[Dataset rows for apps and sites]

>>

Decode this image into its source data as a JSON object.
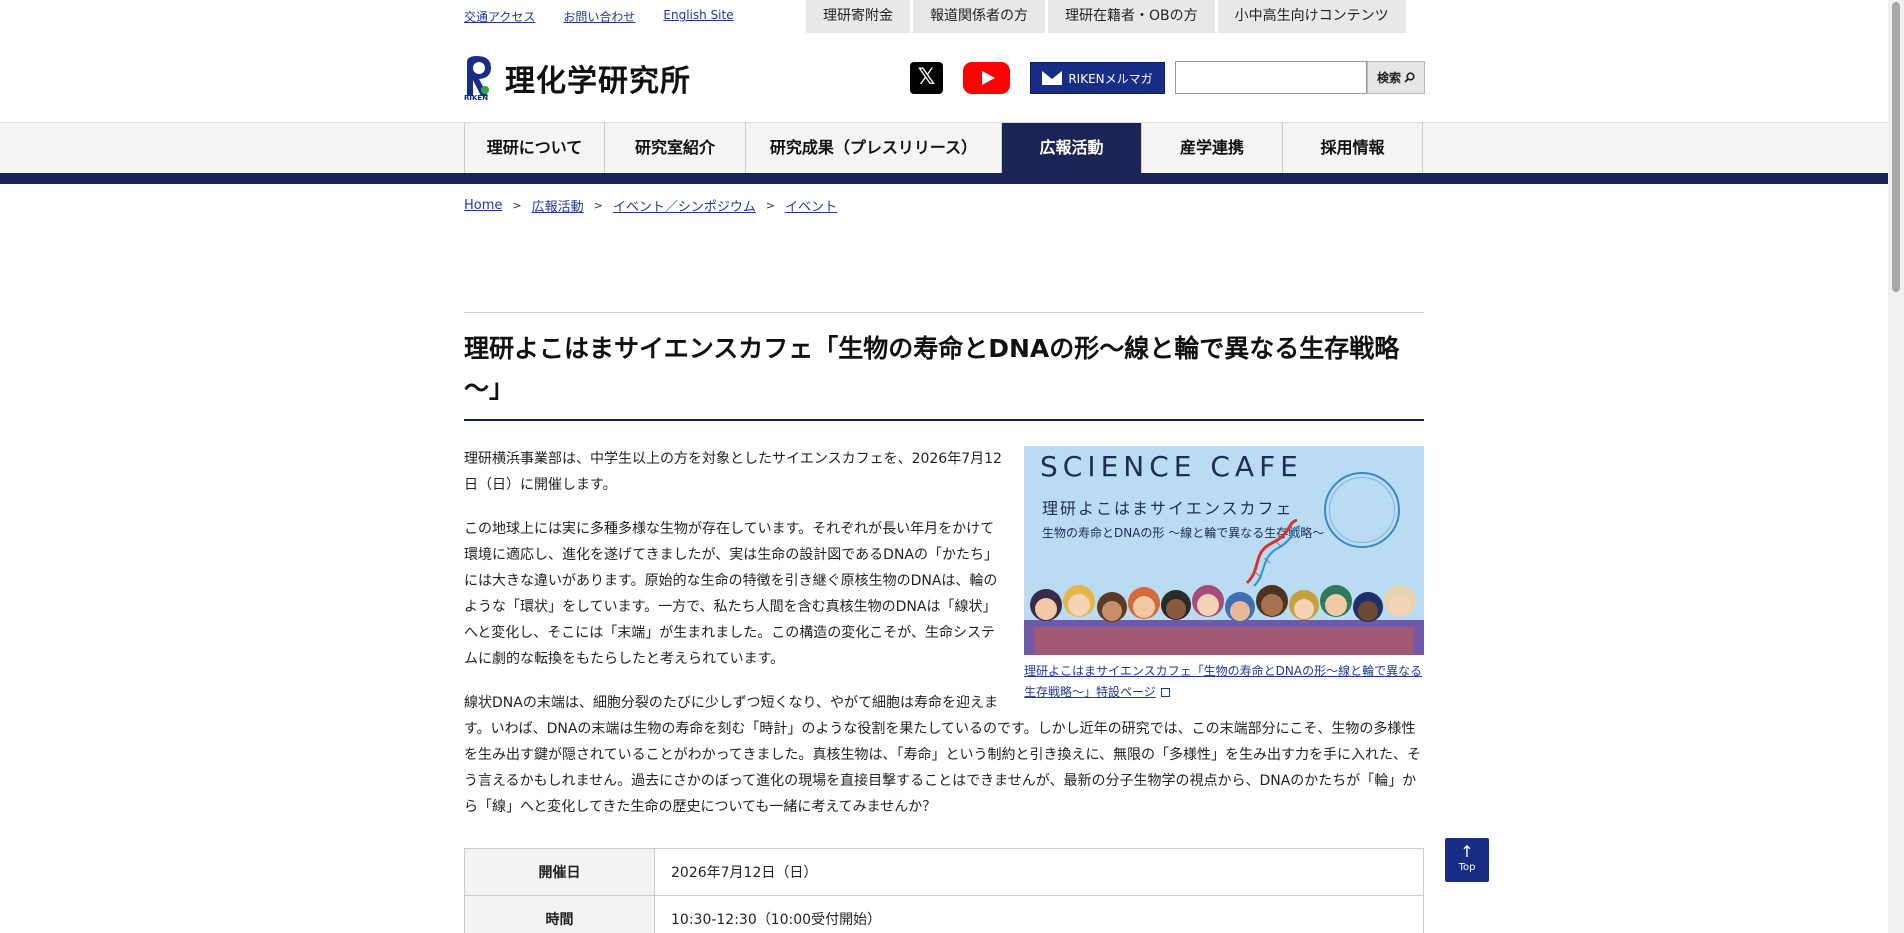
{
  "util_links": [
    "交通アクセス",
    "お問い合わせ",
    "English Site"
  ],
  "util_tabs": [
    "理研寄附金",
    "報道関係者の方",
    "理研在籍者・OBの方",
    "小中高生向けコンテンツ"
  ],
  "logo": {
    "text": "理化学研究所",
    "sub": "RIKEN"
  },
  "social": {
    "x_label": "𝕏"
  },
  "mail_button": "RIKENメルマガ",
  "search": {
    "button": "検索",
    "placeholder": ""
  },
  "nav": [
    "理研について",
    "研究室紹介",
    "研究成果（プレスリリース）",
    "広報活動",
    "産学連携",
    "採用情報"
  ],
  "breadcrumb": [
    "Home",
    "広報活動",
    "イベント／シンポジウム",
    "イベント"
  ],
  "title": "理研よこはまサイエンスカフェ「生物の寿命とDNAの形～線と輪で異なる生存戦略～」",
  "paragraphs": [
    "理研横浜事業部は、中学生以上の方を対象としたサイエンスカフェを、2026年7月12日（日）に開催します。",
    "この地球上には実に多種多様な生物が存在しています。それぞれが長い年月をかけて環境に適応し、進化を遂げてきましたが、実は生命の設計図であるDNAの「かたち」には大きな違いがあります。原始的な生命の特徴を引き継ぐ原核生物のDNAは、輪のような「環状」をしています。一方で、私たち人間を含む真核生物のDNAは「線状」へと変化し、そこには「末端」が生まれました。この構造の変化こそが、生命システムに劇的な転換をもたらしたと考えられています。",
    "線状DNAの末端は、細胞分裂のたびに少しずつ短くなり、やがて細胞は寿命を迎えます。いわば、DNAの末端は生物の寿命を刻む「時計」のような役割を果たしているのです。しかし近年の研究では、この末端部分にこそ、生物の多様性を生み出す鍵が隠されていることがわかってきました。真核生物は、「寿命」という制約と引き換えに、無限の「多様性」を生み出す力を手に入れた、そう言えるかもしれません。過去にさかのぼって進化の現場を直接目撃することはできませんが、最新の分子生物学の視点から、DNAのかたちが「輪」から「線」へと変化してきた生命の歴史についても一緒に考えてみませんか？"
  ],
  "promo": {
    "science_cafe": "SCIENCE CAFE",
    "line1": "理研よこはまサイエンスカフェ",
    "line2": "生物の寿命とDNAの形 ～線と輪で異なる生存戦略～"
  },
  "caption": "理研よこはまサイエンスカフェ「生物の寿命とDNAの形～線と輪で異なる生存戦略～」特設ページ",
  "table": [
    {
      "label": "開催日",
      "value": "2026年7月12日（日）"
    },
    {
      "label": "時間",
      "value": "10:30-12:30（10:00受付開始）"
    }
  ],
  "top_button": "Top",
  "colors": {
    "navy": "#1a2455",
    "link": "#1f3a93",
    "youtube": "#ff0000"
  }
}
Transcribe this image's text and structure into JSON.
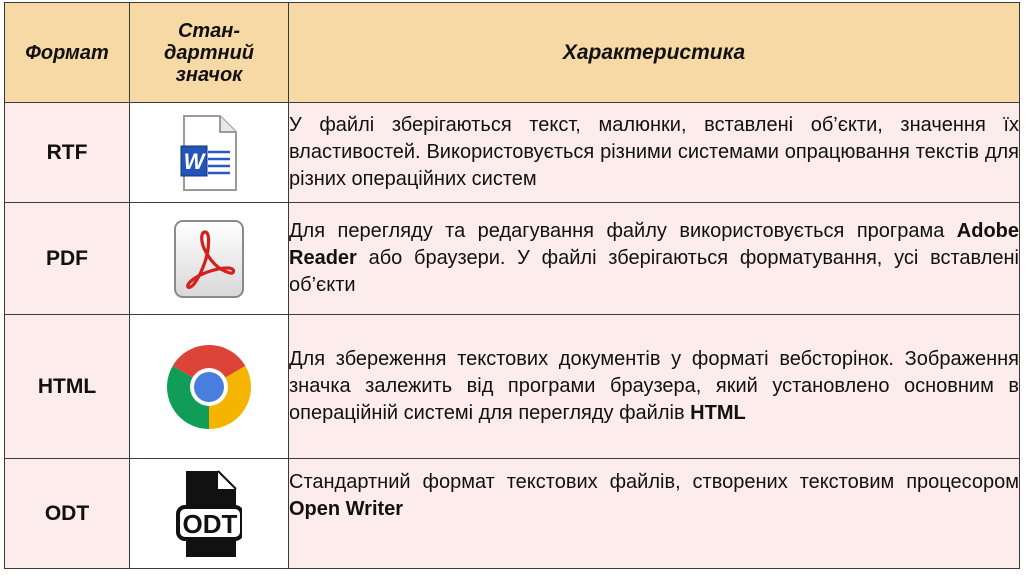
{
  "table": {
    "header": {
      "format": "Формат",
      "icon": [
        "Стан-",
        "дартний",
        "значок"
      ],
      "characteristic": "Характеристика"
    },
    "rows": [
      {
        "format": "RTF",
        "icon": "word-document-icon",
        "desc": [
          {
            "t": "У файлі зберігаються текст, малюнки, вставлені об’єкти, значення їх властивостей. Використовується різними системами опрацювання текстів для різних операційних систем",
            "b": false
          }
        ]
      },
      {
        "format": "PDF",
        "icon": "adobe-reader-icon",
        "desc": [
          {
            "t": "Для перегляду та редагування файлу використовується програма ",
            "b": false
          },
          {
            "t": "Adobe Reader",
            "b": true
          },
          {
            "t": " або браузери. У файлі зберігаються форматування, усі вставлені об’єкти",
            "b": false
          }
        ]
      },
      {
        "format": "HTML",
        "icon": "chrome-browser-icon",
        "desc": [
          {
            "t": "Для збереження текстових документів у форматі вебсторінок. Зображення значка залежить від програми браузера, який установлено основним в операційній системі для перегляду файлів ",
            "b": false
          },
          {
            "t": "HTML",
            "b": true
          }
        ]
      },
      {
        "format": "ODT",
        "icon": "odt-file-icon",
        "desc": [
          {
            "t": "Стандартний формат текстових файлів, створених текстовим процесором ",
            "b": false
          },
          {
            "t": "Open Writer",
            "b": true
          }
        ]
      }
    ]
  },
  "colors": {
    "header_bg": "#f7d9a6",
    "cell_bg": "#fdecec",
    "border": "#3a3a3a"
  }
}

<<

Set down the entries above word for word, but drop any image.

◆ The completed task ◆
Decode this image into its source data as a JSON object.
{
  "util_links": [
    "交通アクセス",
    "お問い合わせ",
    "English Site"
  ],
  "util_tabs": [
    "理研寄附金",
    "報道関係者の方",
    "理研在籍者・OBの方",
    "小中高生向けコンテンツ"
  ],
  "logo": {
    "text": "理化学研究所",
    "sub": "RIKEN"
  },
  "social": {
    "x_label": "𝕏"
  },
  "mail_button": "RIKENメルマガ",
  "search": {
    "button": "検索",
    "placeholder": ""
  },
  "nav": [
    "理研について",
    "研究室紹介",
    "研究成果（プレスリリース）",
    "広報活動",
    "産学連携",
    "採用情報"
  ],
  "breadcrumb": [
    "Home",
    "広報活動",
    "イベント／シンポジウム",
    "イベント"
  ],
  "title": "理研よこはまサイエンスカフェ「生物の寿命とDNAの形～線と輪で異なる生存戦略～」",
  "paragraphs": [
    "理研横浜事業部は、中学生以上の方を対象としたサイエンスカフェを、2026年7月12日（日）に開催します。",
    "この地球上には実に多種多様な生物が存在しています。それぞれが長い年月をかけて環境に適応し、進化を遂げてきましたが、実は生命の設計図であるDNAの「かたち」には大きな違いがあります。原始的な生命の特徴を引き継ぐ原核生物のDNAは、輪のような「環状」をしています。一方で、私たち人間を含む真核生物のDNAは「線状」へと変化し、そこには「末端」が生まれました。この構造の変化こそが、生命システムに劇的な転換をもたらしたと考えられています。",
    "線状DNAの末端は、細胞分裂のたびに少しずつ短くなり、やがて細胞は寿命を迎えます。いわば、DNAの末端は生物の寿命を刻む「時計」のような役割を果たしているのです。しかし近年の研究では、この末端部分にこそ、生物の多様性を生み出す鍵が隠されていることがわかってきました。真核生物は、「寿命」という制約と引き換えに、無限の「多様性」を生み出す力を手に入れた、そう言えるかもしれません。過去にさかのぼって進化の現場を直接目撃することはできませんが、最新の分子生物学の視点から、DNAのかたちが「輪」から「線」へと変化してきた生命の歴史についても一緒に考えてみませんか？"
  ],
  "promo": {
    "science_cafe": "SCIENCE CAFE",
    "line1": "理研よこはまサイエンスカフェ",
    "line2": "生物の寿命とDNAの形 ～線と輪で異なる生存戦略～"
  },
  "caption": "理研よこはまサイエンスカフェ「生物の寿命とDNAの形～線と輪で異なる生存戦略～」特設ページ",
  "table": [
    {
      "label": "開催日",
      "value": "2026年7月12日（日）"
    },
    {
      "label": "時間",
      "value": "10:30-12:30（10:00受付開始）"
    }
  ],
  "top_button": "Top",
  "colors": {
    "navy": "#1a2455",
    "link": "#1f3a93",
    "youtube": "#ff0000"
  }
}
Transcribe this image's text and structure into JSON.
{
  "table": {
    "header": {
      "format": "Формат",
      "icon": [
        "Стан-",
        "дартний",
        "значок"
      ],
      "characteristic": "Характеристика"
    },
    "rows": [
      {
        "format": "RTF",
        "icon": "word-document-icon",
        "desc": [
          {
            "t": "У файлі зберігаються текст, малюнки, вставлені об’єкти, значення їх властивостей. Використовується різними системами опрацювання текстів для різних операційних систем",
            "b": false
          }
        ]
      },
      {
        "format": "PDF",
        "icon": "adobe-reader-icon",
        "desc": [
          {
            "t": "Для перегляду та редагування файлу використовується програма ",
            "b": false
          },
          {
            "t": "Adobe Reader",
            "b": true
          },
          {
            "t": " або браузери. У файлі зберігаються форматування, усі вставлені об’єкти",
            "b": false
          }
        ]
      },
      {
        "format": "HTML",
        "icon": "chrome-browser-icon",
        "desc": [
          {
            "t": "Для збереження текстових документів у форматі вебсторінок. Зображення значка залежить від програми браузера, який установлено основним в операційній системі для перегляду файлів ",
            "b": false
          },
          {
            "t": "HTML",
            "b": true
          }
        ]
      },
      {
        "format": "ODT",
        "icon": "odt-file-icon",
        "desc": [
          {
            "t": "Стандартний формат текстових файлів, створених текстовим процесором ",
            "b": false
          },
          {
            "t": "Open Writer",
            "b": true
          }
        ]
      }
    ]
  },
  "colors": {
    "header_bg": "#f7d9a6",
    "cell_bg": "#fdecec",
    "border": "#3a3a3a"
  }
}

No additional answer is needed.